# Work instructions
Write the data out again exactly and in full.
(Working data Opens)
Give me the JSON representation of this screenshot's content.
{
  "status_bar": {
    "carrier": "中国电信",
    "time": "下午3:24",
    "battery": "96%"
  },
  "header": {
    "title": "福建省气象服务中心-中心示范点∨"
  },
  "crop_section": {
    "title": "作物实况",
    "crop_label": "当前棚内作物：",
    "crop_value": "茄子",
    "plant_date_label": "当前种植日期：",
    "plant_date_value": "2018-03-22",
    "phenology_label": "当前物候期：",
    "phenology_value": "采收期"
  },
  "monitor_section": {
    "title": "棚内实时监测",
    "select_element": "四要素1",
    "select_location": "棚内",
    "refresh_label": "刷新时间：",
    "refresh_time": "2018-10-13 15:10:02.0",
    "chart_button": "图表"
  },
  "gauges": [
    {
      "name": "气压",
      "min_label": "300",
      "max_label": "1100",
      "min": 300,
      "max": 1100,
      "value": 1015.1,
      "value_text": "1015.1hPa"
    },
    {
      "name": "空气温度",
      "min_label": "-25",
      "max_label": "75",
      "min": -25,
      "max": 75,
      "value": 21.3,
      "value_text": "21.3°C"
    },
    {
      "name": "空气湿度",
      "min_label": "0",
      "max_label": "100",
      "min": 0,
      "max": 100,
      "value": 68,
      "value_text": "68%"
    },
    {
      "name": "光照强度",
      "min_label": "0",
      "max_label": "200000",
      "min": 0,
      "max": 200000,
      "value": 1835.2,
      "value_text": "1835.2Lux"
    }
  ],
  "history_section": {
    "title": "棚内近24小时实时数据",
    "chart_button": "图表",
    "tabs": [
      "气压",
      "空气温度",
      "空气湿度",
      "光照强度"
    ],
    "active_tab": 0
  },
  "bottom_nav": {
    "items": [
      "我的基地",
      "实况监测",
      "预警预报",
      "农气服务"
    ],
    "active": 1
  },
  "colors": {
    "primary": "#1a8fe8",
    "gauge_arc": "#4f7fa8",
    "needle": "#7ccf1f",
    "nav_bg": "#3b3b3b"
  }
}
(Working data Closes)
# Task answer
Give me the JSON representation of this screenshot's content.
{
  "status_bar": {
    "carrier": "中国电信",
    "time": "下午3:24",
    "battery": "96%"
  },
  "header": {
    "title": "福建省气象服务中心-中心示范点∨"
  },
  "crop_section": {
    "title": "作物实况",
    "crop_label": "当前棚内作物：",
    "crop_value": "茄子",
    "plant_date_label": "当前种植日期：",
    "plant_date_value": "2018-03-22",
    "phenology_label": "当前物候期：",
    "phenology_value": "采收期"
  },
  "monitor_section": {
    "title": "棚内实时监测",
    "select_element": "四要素1",
    "select_location": "棚内",
    "refresh_label": "刷新时间：",
    "refresh_time": "2018-10-13 15:10:02.0",
    "chart_button": "图表"
  },
  "gauges": [
    {
      "name": "气压",
      "min_label": "300",
      "max_label": "1100",
      "min": 300,
      "max": 1100,
      "value": 1015.1,
      "value_text": "1015.1hPa"
    },
    {
      "name": "空气温度",
      "min_label": "-25",
      "max_label": "75",
      "min": -25,
      "max": 75,
      "value": 21.3,
      "value_text": "21.3°C"
    },
    {
      "name": "空气湿度",
      "min_label": "0",
      "max_label": "100",
      "min": 0,
      "max": 100,
      "value": 68,
      "value_text": "68%"
    },
    {
      "name": "光照强度",
      "min_label": "0",
      "max_label": "200000",
      "min": 0,
      "max": 200000,
      "value": 1835.2,
      "value_text": "1835.2Lux"
    }
  ],
  "history_section": {
    "title": "棚内近24小时实时数据",
    "chart_button": "图表",
    "tabs": [
      "气压",
      "空气温度",
      "空气湿度",
      "光照强度"
    ],
    "active_tab": 0
  },
  "bottom_nav": {
    "items": [
      "我的基地",
      "实况监测",
      "预警预报",
      "农气服务"
    ],
    "active": 1
  },
  "colors": {
    "primary": "#1a8fe8",
    "gauge_arc": "#4f7fa8",
    "needle": "#7ccf1f",
    "nav_bg": "#3b3b3b"
  }
}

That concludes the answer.